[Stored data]
++++++++

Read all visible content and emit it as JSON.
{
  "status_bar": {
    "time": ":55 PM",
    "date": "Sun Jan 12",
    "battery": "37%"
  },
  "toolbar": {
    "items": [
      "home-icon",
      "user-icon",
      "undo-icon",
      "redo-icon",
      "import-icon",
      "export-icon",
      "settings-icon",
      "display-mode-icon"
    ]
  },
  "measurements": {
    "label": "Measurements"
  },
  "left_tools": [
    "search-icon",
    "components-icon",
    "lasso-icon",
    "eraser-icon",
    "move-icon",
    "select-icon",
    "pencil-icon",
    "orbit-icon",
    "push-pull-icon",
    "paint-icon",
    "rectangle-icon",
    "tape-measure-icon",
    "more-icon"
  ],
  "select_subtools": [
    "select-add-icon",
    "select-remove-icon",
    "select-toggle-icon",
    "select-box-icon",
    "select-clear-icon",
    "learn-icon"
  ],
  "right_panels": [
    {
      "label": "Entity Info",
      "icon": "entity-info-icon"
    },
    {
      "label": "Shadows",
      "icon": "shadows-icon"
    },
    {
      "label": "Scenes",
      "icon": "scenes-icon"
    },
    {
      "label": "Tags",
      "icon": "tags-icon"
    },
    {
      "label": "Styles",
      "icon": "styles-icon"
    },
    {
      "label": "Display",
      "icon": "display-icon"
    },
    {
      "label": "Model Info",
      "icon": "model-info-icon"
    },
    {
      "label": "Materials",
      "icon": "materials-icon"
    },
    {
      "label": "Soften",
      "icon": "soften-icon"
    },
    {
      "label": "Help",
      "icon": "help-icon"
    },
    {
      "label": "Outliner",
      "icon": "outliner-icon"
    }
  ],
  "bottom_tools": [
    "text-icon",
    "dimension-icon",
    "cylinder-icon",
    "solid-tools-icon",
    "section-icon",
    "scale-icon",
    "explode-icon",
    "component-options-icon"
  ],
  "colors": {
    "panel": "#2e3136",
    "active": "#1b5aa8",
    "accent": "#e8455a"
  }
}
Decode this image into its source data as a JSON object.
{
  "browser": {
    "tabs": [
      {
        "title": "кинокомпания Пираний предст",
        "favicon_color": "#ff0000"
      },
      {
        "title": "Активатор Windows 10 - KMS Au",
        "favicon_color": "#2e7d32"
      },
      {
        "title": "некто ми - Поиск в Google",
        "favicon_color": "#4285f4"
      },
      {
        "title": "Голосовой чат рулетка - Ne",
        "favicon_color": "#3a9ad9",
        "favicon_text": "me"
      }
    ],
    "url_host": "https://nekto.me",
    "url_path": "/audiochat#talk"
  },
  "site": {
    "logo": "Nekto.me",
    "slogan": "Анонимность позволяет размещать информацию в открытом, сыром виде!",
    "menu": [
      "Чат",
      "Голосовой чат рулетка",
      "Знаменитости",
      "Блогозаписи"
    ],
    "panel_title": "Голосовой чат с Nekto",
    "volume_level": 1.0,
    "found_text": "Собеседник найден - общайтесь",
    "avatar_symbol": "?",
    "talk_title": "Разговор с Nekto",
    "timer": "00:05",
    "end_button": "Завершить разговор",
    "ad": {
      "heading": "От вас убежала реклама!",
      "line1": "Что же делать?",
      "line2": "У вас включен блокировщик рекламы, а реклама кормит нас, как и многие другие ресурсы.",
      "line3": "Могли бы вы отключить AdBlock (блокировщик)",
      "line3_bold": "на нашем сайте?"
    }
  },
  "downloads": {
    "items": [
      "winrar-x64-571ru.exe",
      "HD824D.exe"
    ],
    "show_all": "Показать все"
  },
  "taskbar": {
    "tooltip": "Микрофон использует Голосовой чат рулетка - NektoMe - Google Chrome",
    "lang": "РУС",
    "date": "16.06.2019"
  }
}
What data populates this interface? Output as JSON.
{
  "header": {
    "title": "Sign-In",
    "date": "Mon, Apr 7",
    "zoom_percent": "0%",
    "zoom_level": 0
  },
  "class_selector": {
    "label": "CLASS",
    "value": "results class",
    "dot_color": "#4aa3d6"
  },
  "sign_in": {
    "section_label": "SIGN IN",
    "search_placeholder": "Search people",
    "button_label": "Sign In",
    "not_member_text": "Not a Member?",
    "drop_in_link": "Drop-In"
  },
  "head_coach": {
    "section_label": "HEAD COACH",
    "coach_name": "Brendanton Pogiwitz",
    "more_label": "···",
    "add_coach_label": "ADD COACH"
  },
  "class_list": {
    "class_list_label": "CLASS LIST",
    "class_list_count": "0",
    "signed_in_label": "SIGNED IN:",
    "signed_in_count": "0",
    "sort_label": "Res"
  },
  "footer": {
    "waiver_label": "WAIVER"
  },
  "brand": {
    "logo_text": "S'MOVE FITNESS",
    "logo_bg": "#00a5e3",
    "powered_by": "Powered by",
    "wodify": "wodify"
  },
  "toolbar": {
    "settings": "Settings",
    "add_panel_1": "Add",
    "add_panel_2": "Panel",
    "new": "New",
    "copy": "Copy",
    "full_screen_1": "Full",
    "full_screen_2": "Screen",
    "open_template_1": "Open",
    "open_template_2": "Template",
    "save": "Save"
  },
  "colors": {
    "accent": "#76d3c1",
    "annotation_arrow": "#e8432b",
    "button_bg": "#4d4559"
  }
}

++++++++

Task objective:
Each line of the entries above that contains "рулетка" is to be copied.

Written answer:
        "title": "Голосовой чат рулетка - Ne",
      "Голосовой чат рулетка",
    "tooltip": "Микрофон использует Голосовой чат рулетка - NektoMe - Google Chrome",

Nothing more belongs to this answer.